When I think of a mother, I think of a powerful and feminine being. A being finely tuned to be the emotional caretaker of their family. A being who has to keep the big picture in mind while simultaneously enduring day to day struggles with their children. A being with the ability to exist in chaos and also create order when it’s needed. Calming but also commanding. Consistent but also flexible. Gentle but also powerful.

When we first got the kids, I can’t say I felt like their parent right away. Although it was a slow, delicate process, I eventually started to feel a bond with them that only a parent can feel. That was when my identity as a parent started to develop. I woke up with them in the night. Occasionally, I’d be lying in bed and get this feeling that something was wrong, so I’d quietly sneak into their room to make sure they were breathing. Slowly, but surely, the things that my love encompassed grew to include nearly every detail of their lives. I became good at managing their lives while also giving them room to be independent and grow. I also got the privilege of literally wiping their asses the majority of the time it was needed. (Thankfully, we’re out of this stage. Although, occasionally Hailey will walk into a room with her butt cheeks spread asking me to confirm if she got it all.) In time, I became the physical and emotional shepherd of my family. 

This slow, intense journey has been precious to me and has brought me to a place where I don’t feel like the word dad applies to me, at least not how that word fits into my world. 

One of the unique struggles that I face in being a stay-at-home-gay-parent is that I get to witness and experience the monstrosity that is mom culture. Moms can be pretty militant about how sacred it is to be a mother and many of the things that can come along with motherhood (breastfeeding, childbirth, etc…) Mothers everywhere deserve every bit of respect for the myriad of struggles they deal with in caring for and protecting their families. I don’t think any of this is necessarily bad, but I cannot tell you how often I am momsplained. The minute I talk about my struggles as a parent, some mom is sure to remind me that I did not squeeze my children out of my vagina after being in labor for countless hours. Now, I get where this is coming from, but it often feels like an effort to cast aspersions on my parenthood -  like somehow the bond with my child is less sacred because the universe didn’t give them to me in the same way it gave yours to you.

I don’t feel the need to defend my parenthood, but I think some people forget that those of us who became parents in alternative ways often did so in the middle of a fucking tornado. For alternative families, the path to parenthood can often include things that can be traumatic, like abuse, court battles, violence, and fear. The bond with my children was forged in the struggle to save their lives. This struggle was long, messy, and painful. The pain I endured to claim the role as guardian of my child was not the same as yours, but it was painful nonetheless.
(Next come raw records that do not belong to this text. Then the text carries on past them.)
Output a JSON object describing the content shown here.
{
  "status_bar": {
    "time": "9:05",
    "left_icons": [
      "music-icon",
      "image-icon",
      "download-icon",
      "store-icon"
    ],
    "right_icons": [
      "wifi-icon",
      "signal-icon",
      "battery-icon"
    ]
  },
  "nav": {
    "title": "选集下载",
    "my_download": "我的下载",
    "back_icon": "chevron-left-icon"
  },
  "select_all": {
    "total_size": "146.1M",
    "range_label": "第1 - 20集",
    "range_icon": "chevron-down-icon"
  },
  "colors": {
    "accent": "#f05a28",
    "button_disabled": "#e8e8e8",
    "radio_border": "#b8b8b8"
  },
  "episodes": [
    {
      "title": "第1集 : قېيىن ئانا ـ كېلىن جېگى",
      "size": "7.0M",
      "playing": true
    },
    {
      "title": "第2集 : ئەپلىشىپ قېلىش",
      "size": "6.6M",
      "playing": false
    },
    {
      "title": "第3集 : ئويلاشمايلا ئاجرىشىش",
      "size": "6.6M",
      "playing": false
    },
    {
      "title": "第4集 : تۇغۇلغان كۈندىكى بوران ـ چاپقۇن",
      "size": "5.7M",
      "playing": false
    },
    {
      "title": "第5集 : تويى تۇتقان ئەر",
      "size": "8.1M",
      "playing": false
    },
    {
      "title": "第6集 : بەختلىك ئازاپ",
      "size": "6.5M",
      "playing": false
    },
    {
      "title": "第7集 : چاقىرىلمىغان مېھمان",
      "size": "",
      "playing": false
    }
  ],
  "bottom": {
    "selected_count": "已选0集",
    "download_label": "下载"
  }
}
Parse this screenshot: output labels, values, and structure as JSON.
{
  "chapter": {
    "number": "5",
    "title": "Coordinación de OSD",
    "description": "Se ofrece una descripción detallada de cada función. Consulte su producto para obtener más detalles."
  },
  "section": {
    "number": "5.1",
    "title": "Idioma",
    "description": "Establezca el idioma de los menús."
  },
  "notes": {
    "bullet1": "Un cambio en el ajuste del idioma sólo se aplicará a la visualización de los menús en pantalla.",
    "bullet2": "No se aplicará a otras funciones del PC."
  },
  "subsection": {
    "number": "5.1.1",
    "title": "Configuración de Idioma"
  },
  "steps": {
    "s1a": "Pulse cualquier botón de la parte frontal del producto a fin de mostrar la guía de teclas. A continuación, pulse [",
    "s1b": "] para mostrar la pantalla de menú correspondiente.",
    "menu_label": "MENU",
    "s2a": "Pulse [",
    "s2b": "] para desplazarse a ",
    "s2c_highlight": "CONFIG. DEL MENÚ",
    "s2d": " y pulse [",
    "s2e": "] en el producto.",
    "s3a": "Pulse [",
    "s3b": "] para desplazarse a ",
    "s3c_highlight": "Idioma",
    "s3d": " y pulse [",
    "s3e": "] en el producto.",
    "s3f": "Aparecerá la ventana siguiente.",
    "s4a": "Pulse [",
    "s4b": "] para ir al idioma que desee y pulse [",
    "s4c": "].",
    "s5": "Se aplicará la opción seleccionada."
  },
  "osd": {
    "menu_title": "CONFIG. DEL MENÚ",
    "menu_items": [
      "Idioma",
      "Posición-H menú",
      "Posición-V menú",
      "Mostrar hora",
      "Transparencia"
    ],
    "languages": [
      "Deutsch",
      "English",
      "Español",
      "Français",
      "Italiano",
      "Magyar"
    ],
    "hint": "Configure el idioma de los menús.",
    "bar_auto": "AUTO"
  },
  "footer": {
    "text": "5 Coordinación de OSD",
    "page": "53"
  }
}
Don't get me wrong- I love my mom friends. I've been amazed at how openly I've been welcomed into parenthood by so many wonderful people. But I think it's easy to forget that moms come in all different shapes, sizes, and dare I say... genders. 

And so I’ve often struggled with the uncomfortable feeling I get when I have to say I am the children’s dad, because I feel more like their mom. Over time, I’ve mostly made peace with this internal struggle. I get that not every person will get the nuances of the dynamic in my family.

For now, my kids call me Dada and I am okay with that. I don't intend to start making everyone refer to me as mom (however hilarious that might be). But make no mistake, I may not be a woman, but I am a mom. 

Biff Chaplow